Data excerpts
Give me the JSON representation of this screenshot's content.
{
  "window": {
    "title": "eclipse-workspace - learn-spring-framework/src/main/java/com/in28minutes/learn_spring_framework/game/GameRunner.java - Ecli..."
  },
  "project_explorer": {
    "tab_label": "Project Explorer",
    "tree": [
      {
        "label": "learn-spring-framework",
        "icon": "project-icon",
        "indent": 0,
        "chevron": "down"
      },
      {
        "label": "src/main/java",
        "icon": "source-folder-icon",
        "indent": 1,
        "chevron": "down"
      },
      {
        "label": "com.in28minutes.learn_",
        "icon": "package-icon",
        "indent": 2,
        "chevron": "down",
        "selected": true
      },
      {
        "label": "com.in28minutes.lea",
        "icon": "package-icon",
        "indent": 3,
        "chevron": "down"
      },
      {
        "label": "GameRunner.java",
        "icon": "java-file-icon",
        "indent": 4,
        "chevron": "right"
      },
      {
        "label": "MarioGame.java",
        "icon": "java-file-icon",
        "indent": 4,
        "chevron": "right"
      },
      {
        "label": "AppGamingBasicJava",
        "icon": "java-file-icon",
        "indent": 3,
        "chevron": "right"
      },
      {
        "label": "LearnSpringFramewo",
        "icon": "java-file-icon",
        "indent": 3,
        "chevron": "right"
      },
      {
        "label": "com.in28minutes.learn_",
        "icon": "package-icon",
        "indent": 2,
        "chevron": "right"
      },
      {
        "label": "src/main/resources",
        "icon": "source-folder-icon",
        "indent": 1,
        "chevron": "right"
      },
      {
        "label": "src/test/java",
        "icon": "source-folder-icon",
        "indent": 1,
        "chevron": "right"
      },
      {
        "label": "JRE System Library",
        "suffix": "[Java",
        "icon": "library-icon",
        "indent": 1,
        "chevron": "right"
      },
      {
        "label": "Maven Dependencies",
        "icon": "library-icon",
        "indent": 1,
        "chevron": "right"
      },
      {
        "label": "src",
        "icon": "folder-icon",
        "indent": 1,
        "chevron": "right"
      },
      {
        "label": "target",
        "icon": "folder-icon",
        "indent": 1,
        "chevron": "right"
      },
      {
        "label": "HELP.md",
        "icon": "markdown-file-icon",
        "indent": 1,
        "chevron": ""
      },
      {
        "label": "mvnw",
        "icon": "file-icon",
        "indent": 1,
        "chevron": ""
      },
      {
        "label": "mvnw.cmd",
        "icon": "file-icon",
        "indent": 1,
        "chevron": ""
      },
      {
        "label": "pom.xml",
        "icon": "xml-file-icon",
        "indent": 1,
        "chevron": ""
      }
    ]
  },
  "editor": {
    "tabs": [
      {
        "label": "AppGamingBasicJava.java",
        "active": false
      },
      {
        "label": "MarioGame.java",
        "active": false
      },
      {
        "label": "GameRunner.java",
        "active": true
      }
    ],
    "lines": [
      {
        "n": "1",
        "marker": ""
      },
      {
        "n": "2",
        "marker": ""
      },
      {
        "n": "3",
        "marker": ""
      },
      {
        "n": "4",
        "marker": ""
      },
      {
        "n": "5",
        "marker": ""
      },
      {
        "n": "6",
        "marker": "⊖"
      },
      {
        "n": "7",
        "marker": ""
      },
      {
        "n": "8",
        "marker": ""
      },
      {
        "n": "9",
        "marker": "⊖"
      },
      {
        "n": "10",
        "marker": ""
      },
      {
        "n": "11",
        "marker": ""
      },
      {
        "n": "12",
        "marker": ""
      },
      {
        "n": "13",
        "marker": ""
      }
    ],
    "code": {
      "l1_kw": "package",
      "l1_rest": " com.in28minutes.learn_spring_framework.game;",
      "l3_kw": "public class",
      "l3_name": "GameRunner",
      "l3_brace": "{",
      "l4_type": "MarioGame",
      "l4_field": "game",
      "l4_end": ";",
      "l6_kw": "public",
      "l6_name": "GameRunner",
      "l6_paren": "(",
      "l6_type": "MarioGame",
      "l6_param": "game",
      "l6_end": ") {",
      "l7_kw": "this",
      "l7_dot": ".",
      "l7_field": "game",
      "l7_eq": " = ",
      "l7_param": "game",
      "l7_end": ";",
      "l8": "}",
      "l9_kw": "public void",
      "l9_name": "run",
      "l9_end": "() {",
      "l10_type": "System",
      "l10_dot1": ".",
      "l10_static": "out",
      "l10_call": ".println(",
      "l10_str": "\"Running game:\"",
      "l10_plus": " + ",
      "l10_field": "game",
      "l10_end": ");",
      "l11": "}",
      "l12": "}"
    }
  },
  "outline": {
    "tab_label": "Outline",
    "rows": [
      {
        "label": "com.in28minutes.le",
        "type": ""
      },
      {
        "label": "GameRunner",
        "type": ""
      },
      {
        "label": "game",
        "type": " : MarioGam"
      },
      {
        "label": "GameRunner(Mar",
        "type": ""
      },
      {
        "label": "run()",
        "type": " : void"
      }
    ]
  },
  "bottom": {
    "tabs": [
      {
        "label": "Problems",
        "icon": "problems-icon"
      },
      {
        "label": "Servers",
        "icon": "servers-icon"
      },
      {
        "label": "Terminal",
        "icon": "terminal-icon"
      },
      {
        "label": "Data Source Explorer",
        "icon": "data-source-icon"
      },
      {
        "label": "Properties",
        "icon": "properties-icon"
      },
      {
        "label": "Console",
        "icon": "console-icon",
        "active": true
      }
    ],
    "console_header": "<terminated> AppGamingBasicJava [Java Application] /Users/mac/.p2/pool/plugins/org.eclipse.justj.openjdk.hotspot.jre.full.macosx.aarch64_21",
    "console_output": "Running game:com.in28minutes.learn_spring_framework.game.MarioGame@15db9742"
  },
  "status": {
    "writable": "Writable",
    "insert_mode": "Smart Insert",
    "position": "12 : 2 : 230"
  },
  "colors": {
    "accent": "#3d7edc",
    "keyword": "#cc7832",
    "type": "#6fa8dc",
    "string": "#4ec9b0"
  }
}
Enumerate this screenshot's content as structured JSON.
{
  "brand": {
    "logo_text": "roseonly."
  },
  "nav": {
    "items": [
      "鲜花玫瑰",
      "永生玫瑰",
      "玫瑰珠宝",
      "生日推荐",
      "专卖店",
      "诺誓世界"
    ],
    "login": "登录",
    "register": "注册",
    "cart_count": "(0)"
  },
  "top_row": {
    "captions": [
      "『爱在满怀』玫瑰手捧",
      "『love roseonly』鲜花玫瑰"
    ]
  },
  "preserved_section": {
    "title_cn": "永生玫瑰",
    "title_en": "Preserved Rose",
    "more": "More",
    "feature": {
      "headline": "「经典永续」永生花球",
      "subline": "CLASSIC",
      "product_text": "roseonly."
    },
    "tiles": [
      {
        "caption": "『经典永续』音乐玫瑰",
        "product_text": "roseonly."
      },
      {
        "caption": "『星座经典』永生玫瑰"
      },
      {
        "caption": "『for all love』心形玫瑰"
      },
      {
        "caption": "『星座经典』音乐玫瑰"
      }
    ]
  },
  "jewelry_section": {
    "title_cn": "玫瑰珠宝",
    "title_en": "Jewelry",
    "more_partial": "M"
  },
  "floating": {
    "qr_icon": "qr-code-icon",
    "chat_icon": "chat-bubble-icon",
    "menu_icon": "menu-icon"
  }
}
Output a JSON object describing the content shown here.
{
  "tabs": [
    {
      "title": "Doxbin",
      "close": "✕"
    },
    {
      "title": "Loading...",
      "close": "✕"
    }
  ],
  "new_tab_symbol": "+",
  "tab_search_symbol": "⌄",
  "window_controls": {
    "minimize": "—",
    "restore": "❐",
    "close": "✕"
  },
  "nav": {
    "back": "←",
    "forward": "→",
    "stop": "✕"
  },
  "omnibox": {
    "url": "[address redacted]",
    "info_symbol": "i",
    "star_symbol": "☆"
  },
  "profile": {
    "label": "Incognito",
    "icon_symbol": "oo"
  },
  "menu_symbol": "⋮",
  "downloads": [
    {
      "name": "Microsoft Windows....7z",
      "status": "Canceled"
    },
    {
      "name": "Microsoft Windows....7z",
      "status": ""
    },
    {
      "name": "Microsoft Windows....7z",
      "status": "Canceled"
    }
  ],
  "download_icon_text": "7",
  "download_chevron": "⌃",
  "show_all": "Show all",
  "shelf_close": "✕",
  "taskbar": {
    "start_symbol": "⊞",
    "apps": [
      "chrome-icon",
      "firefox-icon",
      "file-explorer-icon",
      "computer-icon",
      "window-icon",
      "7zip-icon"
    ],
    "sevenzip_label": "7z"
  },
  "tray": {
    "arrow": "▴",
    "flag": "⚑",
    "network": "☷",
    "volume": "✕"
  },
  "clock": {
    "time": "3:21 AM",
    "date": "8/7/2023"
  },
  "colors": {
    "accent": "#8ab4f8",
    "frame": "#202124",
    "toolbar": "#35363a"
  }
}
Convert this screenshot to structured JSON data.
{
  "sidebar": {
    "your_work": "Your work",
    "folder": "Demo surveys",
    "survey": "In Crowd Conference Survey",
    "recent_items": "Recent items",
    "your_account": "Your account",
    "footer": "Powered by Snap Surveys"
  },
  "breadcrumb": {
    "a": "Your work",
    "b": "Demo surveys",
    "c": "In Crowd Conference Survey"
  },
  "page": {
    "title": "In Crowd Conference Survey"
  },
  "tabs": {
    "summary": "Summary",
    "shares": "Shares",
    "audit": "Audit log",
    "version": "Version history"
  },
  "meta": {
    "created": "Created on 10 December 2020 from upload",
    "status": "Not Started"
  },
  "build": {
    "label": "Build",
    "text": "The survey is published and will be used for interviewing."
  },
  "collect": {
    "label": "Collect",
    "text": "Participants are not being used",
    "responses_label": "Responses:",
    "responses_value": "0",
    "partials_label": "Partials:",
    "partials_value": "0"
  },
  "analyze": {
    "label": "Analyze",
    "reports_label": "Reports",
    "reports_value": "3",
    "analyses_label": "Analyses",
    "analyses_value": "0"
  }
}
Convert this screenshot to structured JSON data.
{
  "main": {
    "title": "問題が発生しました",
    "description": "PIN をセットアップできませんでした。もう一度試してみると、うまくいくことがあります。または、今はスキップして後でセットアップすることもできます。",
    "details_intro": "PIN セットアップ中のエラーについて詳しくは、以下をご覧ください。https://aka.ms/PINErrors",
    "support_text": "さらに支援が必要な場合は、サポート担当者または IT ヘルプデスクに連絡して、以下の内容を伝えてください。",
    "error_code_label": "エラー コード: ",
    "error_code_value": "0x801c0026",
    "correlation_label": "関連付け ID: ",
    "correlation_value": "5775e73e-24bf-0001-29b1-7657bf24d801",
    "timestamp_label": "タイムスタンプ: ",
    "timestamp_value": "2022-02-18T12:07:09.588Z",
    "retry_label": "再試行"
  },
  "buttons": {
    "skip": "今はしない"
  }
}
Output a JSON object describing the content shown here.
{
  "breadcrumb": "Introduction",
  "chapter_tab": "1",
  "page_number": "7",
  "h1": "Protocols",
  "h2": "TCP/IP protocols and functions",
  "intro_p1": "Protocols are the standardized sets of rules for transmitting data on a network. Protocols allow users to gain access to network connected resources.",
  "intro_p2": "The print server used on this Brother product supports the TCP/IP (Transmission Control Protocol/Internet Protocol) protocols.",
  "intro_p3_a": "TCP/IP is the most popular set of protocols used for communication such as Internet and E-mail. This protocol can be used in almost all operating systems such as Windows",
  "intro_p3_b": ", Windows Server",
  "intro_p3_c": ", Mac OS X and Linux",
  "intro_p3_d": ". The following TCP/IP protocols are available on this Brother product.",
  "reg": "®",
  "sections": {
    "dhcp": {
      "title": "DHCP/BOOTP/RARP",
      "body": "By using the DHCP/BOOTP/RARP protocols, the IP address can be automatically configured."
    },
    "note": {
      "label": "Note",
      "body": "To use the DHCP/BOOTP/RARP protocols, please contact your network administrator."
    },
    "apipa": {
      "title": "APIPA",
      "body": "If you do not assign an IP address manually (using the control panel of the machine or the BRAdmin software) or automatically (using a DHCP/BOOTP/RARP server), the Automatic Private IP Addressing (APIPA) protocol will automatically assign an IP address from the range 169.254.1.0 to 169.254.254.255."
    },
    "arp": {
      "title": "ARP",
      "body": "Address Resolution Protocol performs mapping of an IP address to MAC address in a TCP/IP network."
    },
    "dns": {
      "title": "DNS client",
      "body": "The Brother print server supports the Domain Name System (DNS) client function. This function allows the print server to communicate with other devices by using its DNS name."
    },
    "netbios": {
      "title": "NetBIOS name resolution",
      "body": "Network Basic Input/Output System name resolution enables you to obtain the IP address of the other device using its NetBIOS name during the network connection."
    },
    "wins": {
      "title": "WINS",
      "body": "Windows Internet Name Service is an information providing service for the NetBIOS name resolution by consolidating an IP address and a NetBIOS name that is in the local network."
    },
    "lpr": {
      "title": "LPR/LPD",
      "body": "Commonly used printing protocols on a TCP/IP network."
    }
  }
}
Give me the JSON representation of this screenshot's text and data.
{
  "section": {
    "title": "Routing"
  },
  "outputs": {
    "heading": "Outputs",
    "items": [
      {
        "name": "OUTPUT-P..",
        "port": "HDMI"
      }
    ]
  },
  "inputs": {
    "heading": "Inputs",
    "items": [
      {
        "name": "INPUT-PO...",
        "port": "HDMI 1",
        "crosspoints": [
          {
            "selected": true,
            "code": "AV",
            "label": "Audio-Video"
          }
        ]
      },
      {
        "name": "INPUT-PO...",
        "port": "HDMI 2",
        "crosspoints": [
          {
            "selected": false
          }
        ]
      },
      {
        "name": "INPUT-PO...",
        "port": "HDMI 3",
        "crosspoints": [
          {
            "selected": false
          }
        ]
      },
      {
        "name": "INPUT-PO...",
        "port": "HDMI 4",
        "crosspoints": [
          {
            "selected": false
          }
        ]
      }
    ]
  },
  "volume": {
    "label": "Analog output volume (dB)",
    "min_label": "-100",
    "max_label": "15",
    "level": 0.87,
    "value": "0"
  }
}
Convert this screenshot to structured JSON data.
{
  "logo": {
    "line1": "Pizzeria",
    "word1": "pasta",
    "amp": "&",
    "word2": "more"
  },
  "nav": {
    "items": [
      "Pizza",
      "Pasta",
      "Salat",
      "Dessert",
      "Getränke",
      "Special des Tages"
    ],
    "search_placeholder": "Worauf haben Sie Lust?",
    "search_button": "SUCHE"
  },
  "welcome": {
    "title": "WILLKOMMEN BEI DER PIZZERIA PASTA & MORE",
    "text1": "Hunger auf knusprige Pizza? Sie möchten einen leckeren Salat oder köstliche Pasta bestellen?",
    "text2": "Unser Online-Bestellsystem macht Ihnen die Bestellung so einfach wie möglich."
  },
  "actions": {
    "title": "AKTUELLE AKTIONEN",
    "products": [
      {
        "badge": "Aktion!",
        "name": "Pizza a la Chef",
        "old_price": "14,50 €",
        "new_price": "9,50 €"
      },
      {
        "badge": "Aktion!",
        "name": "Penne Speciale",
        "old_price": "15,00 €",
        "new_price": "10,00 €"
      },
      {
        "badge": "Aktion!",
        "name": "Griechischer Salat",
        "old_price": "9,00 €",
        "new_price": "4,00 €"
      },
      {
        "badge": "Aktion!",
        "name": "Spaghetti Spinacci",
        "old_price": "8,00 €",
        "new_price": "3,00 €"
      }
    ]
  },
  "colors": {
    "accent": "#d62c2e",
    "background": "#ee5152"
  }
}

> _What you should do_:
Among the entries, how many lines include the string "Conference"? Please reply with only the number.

> _Solution_:
3